Our second week introduced us to collograph learning both relief and intaglio printing. We created boards from layers of materials with different textures and depths to ink up and create relief prints (with the ink laying on the surface), then tackled the trickier task of intaglio (where the ink rests in the gaps and damp paper is used for the prints). The latter was a messy challenge but produced some interesting effects.
Many of us already had some experience of linocuts and it was a welcome change to try a very different printmaking method. Carving into a tile made of clay-like material, designs ranged from intricate florals to graphic shapes, each producing clean, crisp prints. Working with a smaller scale than previously, the card crafters among us had great fun creating colourful toppers for our collections.
Reduction lino in week four allowed us to develop our skills further with the more challenging task of working in stages to create prints of multiple components, carving away at the same tile to form each stage of one image. Understanding the results of our mark-making on the print could be quite confusing but the vivid images produced were really effective.
Our fifth and final week seemed to have come all too soon but there was still time to learn one last type of printmaking – drypoint, another form of intaglio printing. A favourite with those who enjoy illustration, we carved pictures into acetate boards before inking them up and printing onto damp paper. The combination of subtle colour with fine detailed drawings made for very unique prints.
Five weeks, five skills, and a folder-full of fascinating results to take home, this short course proved that the art of printmaking is one you could easily spend a lifetime honing. The method is repetitive yet each outcome is unique, and makers rely on luck as well as creativity in a process as engaging as it is meditative. So if you’re looking for an addictive new hobby, printmaking is well worth a try.

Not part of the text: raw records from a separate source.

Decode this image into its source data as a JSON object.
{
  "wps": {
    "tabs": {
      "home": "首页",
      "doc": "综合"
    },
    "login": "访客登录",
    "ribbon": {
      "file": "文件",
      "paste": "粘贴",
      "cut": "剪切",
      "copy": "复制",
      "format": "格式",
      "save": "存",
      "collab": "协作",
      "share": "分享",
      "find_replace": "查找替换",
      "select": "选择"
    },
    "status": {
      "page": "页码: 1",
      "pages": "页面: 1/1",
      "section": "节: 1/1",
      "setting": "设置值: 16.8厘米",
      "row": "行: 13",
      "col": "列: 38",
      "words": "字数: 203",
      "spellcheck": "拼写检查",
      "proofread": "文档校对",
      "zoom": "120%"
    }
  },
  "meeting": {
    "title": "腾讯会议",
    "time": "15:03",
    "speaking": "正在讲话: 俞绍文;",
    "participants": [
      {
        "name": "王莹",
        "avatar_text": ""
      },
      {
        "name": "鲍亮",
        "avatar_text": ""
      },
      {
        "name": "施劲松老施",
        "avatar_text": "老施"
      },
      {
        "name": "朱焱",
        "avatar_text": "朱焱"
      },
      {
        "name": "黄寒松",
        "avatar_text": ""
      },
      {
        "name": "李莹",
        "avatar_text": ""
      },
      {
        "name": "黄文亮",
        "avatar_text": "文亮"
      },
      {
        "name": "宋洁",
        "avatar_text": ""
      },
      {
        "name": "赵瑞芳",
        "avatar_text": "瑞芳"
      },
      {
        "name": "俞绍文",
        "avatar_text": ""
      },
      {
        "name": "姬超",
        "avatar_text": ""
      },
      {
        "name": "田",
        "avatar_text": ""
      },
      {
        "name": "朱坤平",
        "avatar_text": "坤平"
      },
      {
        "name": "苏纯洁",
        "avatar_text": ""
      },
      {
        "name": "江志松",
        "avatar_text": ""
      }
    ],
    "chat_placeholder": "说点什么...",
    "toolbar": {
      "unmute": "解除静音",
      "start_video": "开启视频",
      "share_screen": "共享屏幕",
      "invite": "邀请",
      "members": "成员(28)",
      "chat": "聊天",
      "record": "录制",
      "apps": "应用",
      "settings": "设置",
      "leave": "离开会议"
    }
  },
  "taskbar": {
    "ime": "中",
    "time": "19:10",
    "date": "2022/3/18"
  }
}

A big thank you to our tutors Alex and Mick for a fantastic course. Unfortunately, this course won’t be running in the near future at the Leeds College of Art but you can find similar classes at the Leeds Print Workshop.